*** Opening STORED DATA ***

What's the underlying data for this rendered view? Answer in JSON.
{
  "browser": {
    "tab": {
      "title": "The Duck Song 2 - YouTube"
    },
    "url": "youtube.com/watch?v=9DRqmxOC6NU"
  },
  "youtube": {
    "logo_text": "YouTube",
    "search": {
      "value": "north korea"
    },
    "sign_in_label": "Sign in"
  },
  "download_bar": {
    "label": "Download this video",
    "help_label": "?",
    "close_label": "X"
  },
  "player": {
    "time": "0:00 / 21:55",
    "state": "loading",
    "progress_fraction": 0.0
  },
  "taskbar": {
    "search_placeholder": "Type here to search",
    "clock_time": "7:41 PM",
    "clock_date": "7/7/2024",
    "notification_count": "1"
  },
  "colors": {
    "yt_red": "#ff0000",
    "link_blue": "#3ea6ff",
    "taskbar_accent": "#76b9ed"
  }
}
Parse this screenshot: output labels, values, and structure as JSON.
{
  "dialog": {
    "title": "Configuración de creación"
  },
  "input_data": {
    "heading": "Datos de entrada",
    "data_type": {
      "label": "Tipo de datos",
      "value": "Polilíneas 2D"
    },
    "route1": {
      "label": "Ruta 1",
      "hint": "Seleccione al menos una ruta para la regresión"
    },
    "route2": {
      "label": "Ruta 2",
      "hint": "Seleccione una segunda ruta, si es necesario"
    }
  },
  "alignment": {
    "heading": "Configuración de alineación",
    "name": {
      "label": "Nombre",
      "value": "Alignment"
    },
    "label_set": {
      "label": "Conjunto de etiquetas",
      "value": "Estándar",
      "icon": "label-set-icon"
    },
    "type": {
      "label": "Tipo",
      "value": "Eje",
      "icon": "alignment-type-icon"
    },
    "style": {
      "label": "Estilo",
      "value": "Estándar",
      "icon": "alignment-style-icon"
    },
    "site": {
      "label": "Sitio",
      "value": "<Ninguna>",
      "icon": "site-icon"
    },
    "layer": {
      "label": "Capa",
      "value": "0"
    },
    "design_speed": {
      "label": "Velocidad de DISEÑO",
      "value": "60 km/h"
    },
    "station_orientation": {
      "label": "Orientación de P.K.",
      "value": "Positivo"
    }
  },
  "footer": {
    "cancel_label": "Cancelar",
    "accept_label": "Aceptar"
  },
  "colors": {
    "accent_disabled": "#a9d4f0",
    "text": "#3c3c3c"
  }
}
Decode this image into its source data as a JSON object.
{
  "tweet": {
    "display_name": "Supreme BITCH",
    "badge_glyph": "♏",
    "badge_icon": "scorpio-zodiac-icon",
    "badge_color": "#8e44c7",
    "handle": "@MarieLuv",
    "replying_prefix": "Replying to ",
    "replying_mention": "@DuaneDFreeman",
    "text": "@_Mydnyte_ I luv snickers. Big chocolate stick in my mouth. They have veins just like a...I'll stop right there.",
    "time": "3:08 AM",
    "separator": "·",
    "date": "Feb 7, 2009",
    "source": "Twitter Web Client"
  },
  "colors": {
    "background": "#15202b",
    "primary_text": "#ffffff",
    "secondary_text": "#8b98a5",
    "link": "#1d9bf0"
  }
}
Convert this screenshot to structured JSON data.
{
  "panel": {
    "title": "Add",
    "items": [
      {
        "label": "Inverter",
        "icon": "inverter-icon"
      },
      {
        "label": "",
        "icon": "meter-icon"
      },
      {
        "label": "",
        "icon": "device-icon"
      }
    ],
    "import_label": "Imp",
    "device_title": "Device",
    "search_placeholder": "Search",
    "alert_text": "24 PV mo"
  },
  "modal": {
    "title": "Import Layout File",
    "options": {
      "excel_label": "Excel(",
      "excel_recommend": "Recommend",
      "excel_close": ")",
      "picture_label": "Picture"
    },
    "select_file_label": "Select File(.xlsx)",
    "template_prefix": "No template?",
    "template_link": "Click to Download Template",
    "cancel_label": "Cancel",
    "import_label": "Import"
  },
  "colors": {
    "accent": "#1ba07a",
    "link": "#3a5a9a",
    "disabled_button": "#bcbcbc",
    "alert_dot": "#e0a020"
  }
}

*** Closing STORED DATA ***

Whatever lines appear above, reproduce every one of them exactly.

What's the underlying data for this rendered view? Answer in JSON.
{
  "browser": {
    "tab": {
      "title": "The Duck Song 2 - YouTube"
    },
    "url": "youtube.com/watch?v=9DRqmxOC6NU"
  },
  "youtube": {
    "logo_text": "YouTube",
    "search": {
      "value": "north korea"
    },
    "sign_in_label": "Sign in"
  },
  "download_bar": {
    "label": "Download this video",
    "help_label": "?",
    "close_label": "X"
  },
  "player": {
    "time": "0:00 / 21:55",
    "state": "loading",
    "progress_fraction": 0.0
  },
  "taskbar": {
    "search_placeholder": "Type here to search",
    "clock_time": "7:41 PM",
    "clock_date": "7/7/2024",
    "notification_count": "1"
  },
  "colors": {
    "yt_red": "#ff0000",
    "link_blue": "#3ea6ff",
    "taskbar_accent": "#76b9ed"
  }
}
Parse this screenshot: output labels, values, and structure as JSON.
{
  "dialog": {
    "title": "Configuración de creación"
  },
  "input_data": {
    "heading": "Datos de entrada",
    "data_type": {
      "label": "Tipo de datos",
      "value": "Polilíneas 2D"
    },
    "route1": {
      "label": "Ruta 1",
      "hint": "Seleccione al menos una ruta para la regresión"
    },
    "route2": {
      "label": "Ruta 2",
      "hint": "Seleccione una segunda ruta, si es necesario"
    }
  },
  "alignment": {
    "heading": "Configuración de alineación",
    "name": {
      "label": "Nombre",
      "value": "Alignment"
    },
    "label_set": {
      "label": "Conjunto de etiquetas",
      "value": "Estándar",
      "icon": "label-set-icon"
    },
    "type": {
      "label": "Tipo",
      "value": "Eje",
      "icon": "alignment-type-icon"
    },
    "style": {
      "label": "Estilo",
      "value": "Estándar",
      "icon": "alignment-style-icon"
    },
    "site": {
      "label": "Sitio",
      "value": "<Ninguna>",
      "icon": "site-icon"
    },
    "layer": {
      "label": "Capa",
      "value": "0"
    },
    "design_speed": {
      "label": "Velocidad de DISEÑO",
      "value": "60 km/h"
    },
    "station_orientation": {
      "label": "Orientación de P.K.",
      "value": "Positivo"
    }
  },
  "footer": {
    "cancel_label": "Cancelar",
    "accept_label": "Aceptar"
  },
  "colors": {
    "accent_disabled": "#a9d4f0",
    "text": "#3c3c3c"
  }
}
Decode this image into its source data as a JSON object.
{
  "tweet": {
    "display_name": "Supreme BITCH",
    "badge_glyph": "♏",
    "badge_icon": "scorpio-zodiac-icon",
    "badge_color": "#8e44c7",
    "handle": "@MarieLuv",
    "replying_prefix": "Replying to ",
    "replying_mention": "@DuaneDFreeman",
    "text": "@_Mydnyte_ I luv snickers. Big chocolate stick in my mouth. They have veins just like a...I'll stop right there.",
    "time": "3:08 AM",
    "separator": "·",
    "date": "Feb 7, 2009",
    "source": "Twitter Web Client"
  },
  "colors": {
    "background": "#15202b",
    "primary_text": "#ffffff",
    "secondary_text": "#8b98a5",
    "link": "#1d9bf0"
  }
}
Convert this screenshot to structured JSON data.
{
  "panel": {
    "title": "Add",
    "items": [
      {
        "label": "Inverter",
        "icon": "inverter-icon"
      },
      {
        "label": "",
        "icon": "meter-icon"
      },
      {
        "label": "",
        "icon": "device-icon"
      }
    ],
    "import_label": "Imp",
    "device_title": "Device",
    "search_placeholder": "Search",
    "alert_text": "24 PV mo"
  },
  "modal": {
    "title": "Import Layout File",
    "options": {
      "excel_label": "Excel(",
      "excel_recommend": "Recommend",
      "excel_close": ")",
      "picture_label": "Picture"
    },
    "select_file_label": "Select File(.xlsx)",
    "template_prefix": "No template?",
    "template_link": "Click to Download Template",
    "cancel_label": "Cancel",
    "import_label": "Import"
  },
  "colors": {
    "accent": "#1ba07a",
    "link": "#3a5a9a",
    "disabled_button": "#bcbcbc",
    "alert_dot": "#e0a020"
  }
}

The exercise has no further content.